The story begins with the Herdmans, a hoodlum group of siblings who hear the story of Christ’s birth for the first time when they star in a church Christmas play. “The story is funny and warm, but most of all it gives you a fresh look at the Christmas story, through the eyes of these tough kids,” Sue says. “The Herdmans start out so horribly, and in the end, they are honoring the Lord.”
Adults and children alike listen and laugh while they snuggle together in the small house, drinking cider and snacking on Christmas goodies. In order to help the children listen, Bill announces that there will be questions at the end and prizes for the children who can answer correctly. “It works!” Sue says.
As many as 75 people have flooded the Truaxes’ house to hear Bill read this story. To compensate for the growth, they have set up speakers around the house so the people who spill over into different rooms can hear.
Because this idea is such a hit with everyone who participates, the readings are spreading. Both of Bill and Sue’s sons have taken this idea with them to the military, where they are starting their own readings. And a close friend, Mary Donovan, took the idea to Arkansas when she and her husband, Dan, joined staff with FamilyLife.
“The thing I like best about this gathering is that it slows the holidays down,” Mary says. “We’re able to laugh together and just enjoy the company.”
This year the Donovans are inviting their own neighbors to a reading, and in a small way, they are touching the world. Their immediate neighbors include families from Switzerland, China, Vietnam, Korea, and Africa.
“It’s all about building relationships,” Mary says. “We’re just using it as an opportunity to love our neighbors and to get them to start opening up to us and to one another.”
Tips for hosting your own Christmas gathering
Here are a few guidelines gathered from the experiences of the women I’ve described:
Keep it simple. These gatherings don’t have to be elaborate, and undo expectations of yourself only make it more difficult to get motivated.
Create a neighborhood phone list. Gather the names, addresses, and phone numbers of each neighbor and print enough of them to pass out. The neighbors will appreciate it, and it helps bring unity to the neighborhood.
Ask for help. Use other women who have a desire to reach out. They will be very helpful in putting everything together, and at the same time, they will be training to host one of their own.
If you have someone speak at your event, it’s best to use someone other than yourself.

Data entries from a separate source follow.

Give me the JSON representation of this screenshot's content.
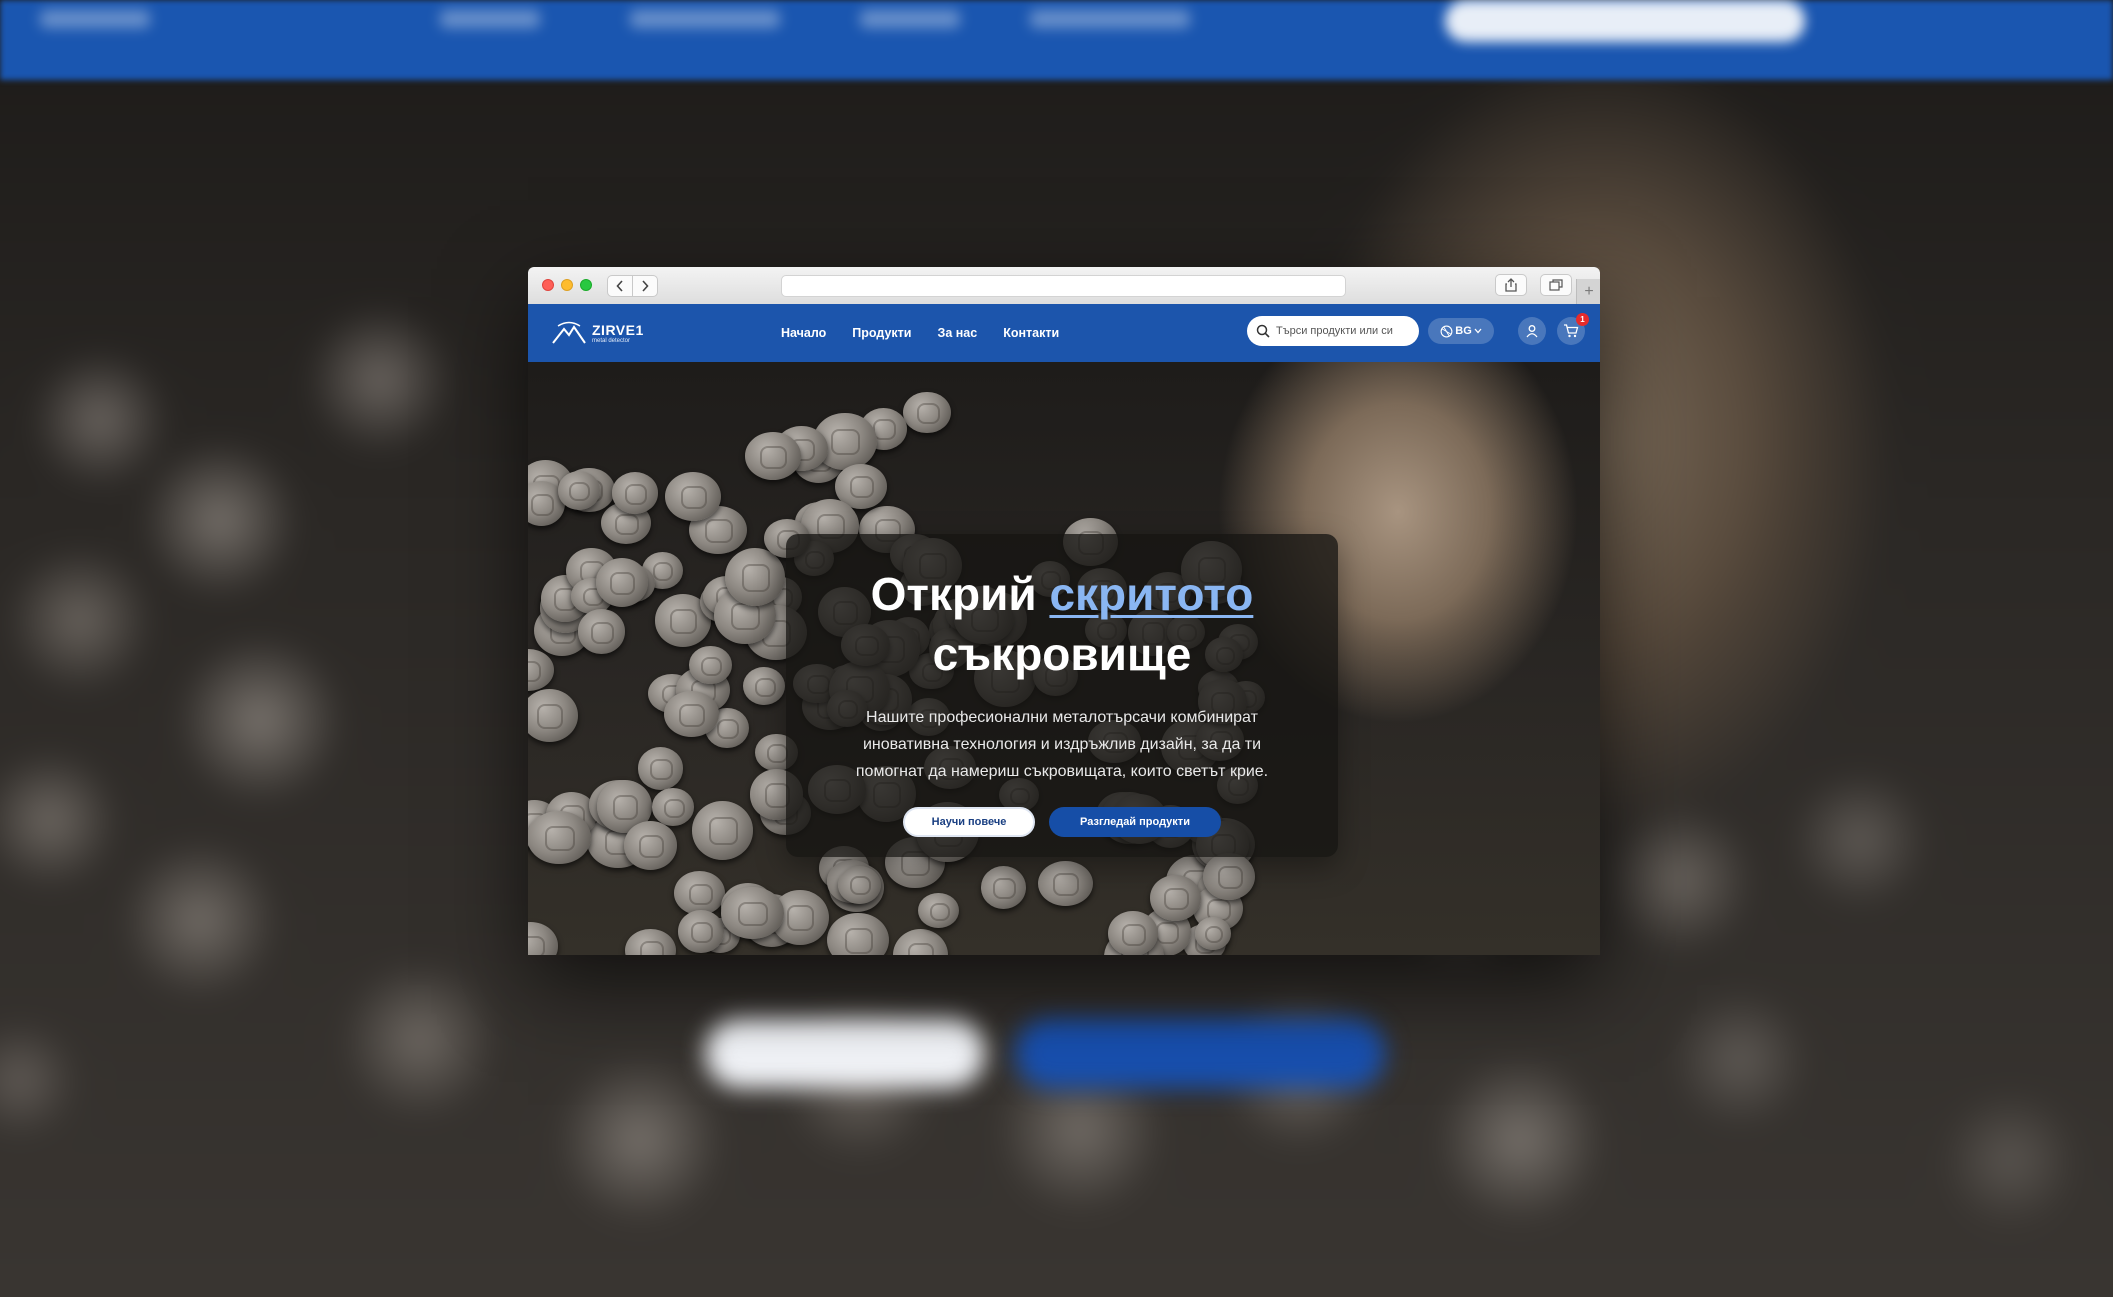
{
  "site": {
    "logo": {
      "name": "ZIRVE1",
      "tagline": "metal detector"
    },
    "nav": [
      {
        "label": "Начало"
      },
      {
        "label": "Продукти"
      },
      {
        "label": "За нас"
      },
      {
        "label": "Контакти"
      }
    ],
    "search": {
      "placeholder": "Търси продукти или си"
    },
    "language": "BG",
    "cart_count": "1"
  },
  "hero": {
    "title_part1": "Открий ",
    "title_accent": "скритото",
    "title_part2": "съкровище",
    "description": "Нашите професионални металотърсачи комбинират иновативна технология и издръжлив дизайн, за да ти помогнат да намериш съкровищата, които светът крие.",
    "primary_button": "Научи повече",
    "secondary_button": "Разгледай продукти"
  },
  "colors": {
    "brand_blue": "#1c55ac",
    "accent_link": "#8ab6f2",
    "badge_red": "#e52b2b"
  },
  "icons": [
    "share-icon",
    "tabs-icon",
    "search-icon",
    "globe-icon",
    "chevron-down-icon",
    "user-icon",
    "cart-icon",
    "mountain-logo-icon"
  ]
}
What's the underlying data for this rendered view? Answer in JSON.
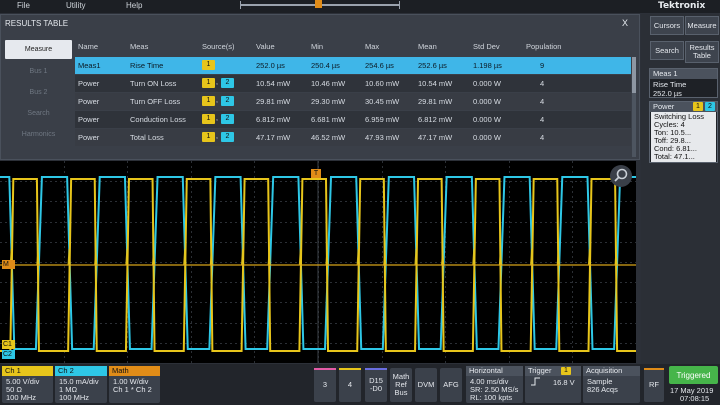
{
  "menu": {
    "items": [
      "File",
      "Utility",
      "Help"
    ],
    "brand": "Tektronix"
  },
  "results_table": {
    "title": "RESULTS TABLE",
    "close": "X",
    "side_tabs": [
      "Measure",
      "Bus 1",
      "Bus 2",
      "Search",
      "Harmonics"
    ],
    "headers": [
      "Name",
      "Meas",
      "Source(s)",
      "Value",
      "Min",
      "Max",
      "Mean",
      "Std Dev",
      "Population"
    ],
    "rows": [
      {
        "name": "Meas1",
        "meas": "Rise Time",
        "sources": [
          "1"
        ],
        "value": "252.0 µs",
        "min": "250.4 µs",
        "max": "254.6 µs",
        "mean": "252.6 µs",
        "std": "1.198 µs",
        "pop": "9"
      },
      {
        "name": "Power",
        "meas": "Turn ON Loss",
        "sources": [
          "1",
          "2"
        ],
        "value": "10.54 mW",
        "min": "10.46 mW",
        "max": "10.60 mW",
        "mean": "10.54 mW",
        "std": "0.000 W",
        "pop": "4"
      },
      {
        "name": "Power",
        "meas": "Turn OFF Loss",
        "sources": [
          "1",
          "2"
        ],
        "value": "29.81 mW",
        "min": "29.30 mW",
        "max": "30.45 mW",
        "mean": "29.81 mW",
        "std": "0.000 W",
        "pop": "4"
      },
      {
        "name": "Power",
        "meas": "Conduction Loss",
        "sources": [
          "1",
          "2"
        ],
        "value": "6.812 mW",
        "min": "6.681 mW",
        "max": "6.959 mW",
        "mean": "6.812 mW",
        "std": "0.000 W",
        "pop": "4"
      },
      {
        "name": "Power",
        "meas": "Total Loss",
        "sources": [
          "1",
          "2"
        ],
        "value": "47.17 mW",
        "min": "46.52 mW",
        "max": "47.93 mW",
        "mean": "47.17 mW",
        "std": "0.000 W",
        "pop": "4"
      }
    ]
  },
  "right_panel": {
    "buttons": [
      "Cursors",
      "Measure",
      "Search",
      "Results Table"
    ],
    "meas1": {
      "title": "Meas 1",
      "line1": "Rise Time",
      "line2": "252.0 µs"
    },
    "power": {
      "title": "Power",
      "src": [
        "1",
        "2"
      ],
      "lines": [
        "Switching Loss",
        "Cycles:   4",
        "Ton:     10.5...",
        "Toff:    29.8...",
        "Cond:    6.81...",
        "Total:   47.1..."
      ]
    }
  },
  "scope": {
    "markers": [
      "M",
      "C1",
      "C2"
    ],
    "trigger_marker": "T"
  },
  "bottom": {
    "ch1": {
      "title": "Ch 1",
      "lines": [
        "5.00 V/div",
        "50 Ω",
        "100 MHz"
      ]
    },
    "ch2": {
      "title": "Ch 2",
      "lines": [
        "15.0 mA/div",
        "1 MΩ",
        "100 MHz"
      ]
    },
    "math": {
      "title": "Math",
      "lines": [
        "1.00 W/div",
        "Ch 1 * Ch 2"
      ]
    },
    "buttons": [
      "3",
      "4",
      "D15\n-D0",
      "Math\nRef\nBus",
      "DVM",
      "AFG"
    ],
    "horizontal": {
      "title": "Horizontal",
      "lines": [
        "4.00 ms/div",
        "SR: 2.50 MS/s",
        "RL: 100 kpts"
      ]
    },
    "trigger": {
      "title": "Trigger",
      "src": "1",
      "level": "16.8 V"
    },
    "acquisition": {
      "title": "Acquisition",
      "lines": [
        "Sample",
        "826 Acqs"
      ]
    },
    "rf": "RF",
    "status": "Triggered",
    "date": "17 May 2019",
    "time": "07:08:15"
  },
  "colors": {
    "ch1": "#e7c51b",
    "ch2": "#2ec7e6",
    "math": "#e08c18",
    "accent": "#3fb6e8"
  }
}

That way if someone is offended by what is said, the offense will not be directly taken from you, and the relationship can continue to build.
Involve your kids. If they’re old enough, kids can be great assets for helping. This also allows them to watch their parent(s) be a living example for Christ and to learn why it’s important to reach out.
Use response cards. These are printed on half sheets of paper and should gather information about the attendees. Pass them out at the end to get feedback about your event. Ask for their name, phone number, e-mail address, and give them a list to check that includes, wanting to know more about Christ, decision to trust in Christ, and not interested. This will allow you to follow up with those who check one of the first two choices.
Plan a strategy for follow up. Before your gathering, select a Bible study for new believers. Wait about a week, and then call those who indicated a decision to trust Christ and those who are interested in knowing more. Invite them to join you once a week for four or five weeks, but not longer. Start with a study that teaches the basics of Christian living, and when the study is over, make sure to give them resources that will help them continue to grow. Include information about local churches, websites, ministries, and books on spiritual growth. Kit uses FamilyLife’s HomeBuilders® Couple Series* in her follow-ups. This is a small-group Bible study that teaches practical tools for living from a Christian perspective.
*The FamilyLife’s HomeBuilders® Couple Series is now The Art of Marriage® Connect Series.
Copyright © 2001 by Tim Kimmel. All rights reserved. Used with permission.